Starting this stitch can feel very awkward, and the first couple of stitches may look a little odd, but after you work a few you will start to see a stich that looks almost like a rope. It is this twisted effect of the stitch that really allows it to be used only as an edging.

Not only do I use this stitch as an edging, I occasionally use it as a joining stitch. I place the fabrics I am joining together wrong side together and work this stitch through both fabrics. It creates a raised rope at the edges of the fabrics. I find that this creates a nice textural effect as well as visual interest.

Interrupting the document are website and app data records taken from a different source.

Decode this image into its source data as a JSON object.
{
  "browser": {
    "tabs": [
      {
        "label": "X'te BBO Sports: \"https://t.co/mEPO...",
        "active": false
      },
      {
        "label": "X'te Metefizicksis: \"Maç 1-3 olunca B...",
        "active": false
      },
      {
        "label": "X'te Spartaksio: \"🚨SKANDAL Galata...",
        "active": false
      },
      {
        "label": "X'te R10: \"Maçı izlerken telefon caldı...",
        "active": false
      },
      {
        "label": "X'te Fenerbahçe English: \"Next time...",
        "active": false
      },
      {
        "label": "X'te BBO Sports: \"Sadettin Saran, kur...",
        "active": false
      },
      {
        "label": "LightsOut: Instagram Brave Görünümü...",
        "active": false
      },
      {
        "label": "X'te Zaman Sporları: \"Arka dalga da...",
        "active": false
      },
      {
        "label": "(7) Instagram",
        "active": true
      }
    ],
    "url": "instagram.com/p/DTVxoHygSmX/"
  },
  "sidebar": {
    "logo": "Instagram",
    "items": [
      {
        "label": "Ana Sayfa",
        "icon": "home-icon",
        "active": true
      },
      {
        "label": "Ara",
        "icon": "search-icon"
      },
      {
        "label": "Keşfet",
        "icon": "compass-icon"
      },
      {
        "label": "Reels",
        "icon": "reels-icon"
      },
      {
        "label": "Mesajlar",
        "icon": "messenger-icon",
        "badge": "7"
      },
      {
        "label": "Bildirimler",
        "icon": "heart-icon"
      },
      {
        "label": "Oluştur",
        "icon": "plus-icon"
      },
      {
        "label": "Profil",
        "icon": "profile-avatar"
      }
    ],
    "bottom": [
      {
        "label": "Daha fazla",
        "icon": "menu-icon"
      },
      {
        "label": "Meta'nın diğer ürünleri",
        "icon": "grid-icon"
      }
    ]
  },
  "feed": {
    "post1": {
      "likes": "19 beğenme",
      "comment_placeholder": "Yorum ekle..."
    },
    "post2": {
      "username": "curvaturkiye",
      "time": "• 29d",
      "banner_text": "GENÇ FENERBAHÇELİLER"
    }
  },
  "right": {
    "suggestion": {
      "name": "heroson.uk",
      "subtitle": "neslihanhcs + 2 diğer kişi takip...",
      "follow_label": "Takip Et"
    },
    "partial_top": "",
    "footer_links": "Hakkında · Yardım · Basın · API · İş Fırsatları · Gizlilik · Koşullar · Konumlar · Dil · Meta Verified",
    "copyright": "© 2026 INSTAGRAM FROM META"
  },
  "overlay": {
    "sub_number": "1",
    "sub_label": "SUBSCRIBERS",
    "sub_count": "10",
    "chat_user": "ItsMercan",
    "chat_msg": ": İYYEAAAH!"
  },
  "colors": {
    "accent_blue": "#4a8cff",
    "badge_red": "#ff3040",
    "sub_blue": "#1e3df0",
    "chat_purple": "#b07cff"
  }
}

There is one tip I can offer to working this stitch, relax with your tension and pull up your loop a little higher than usual, this makes it a little easier to work in this different direction.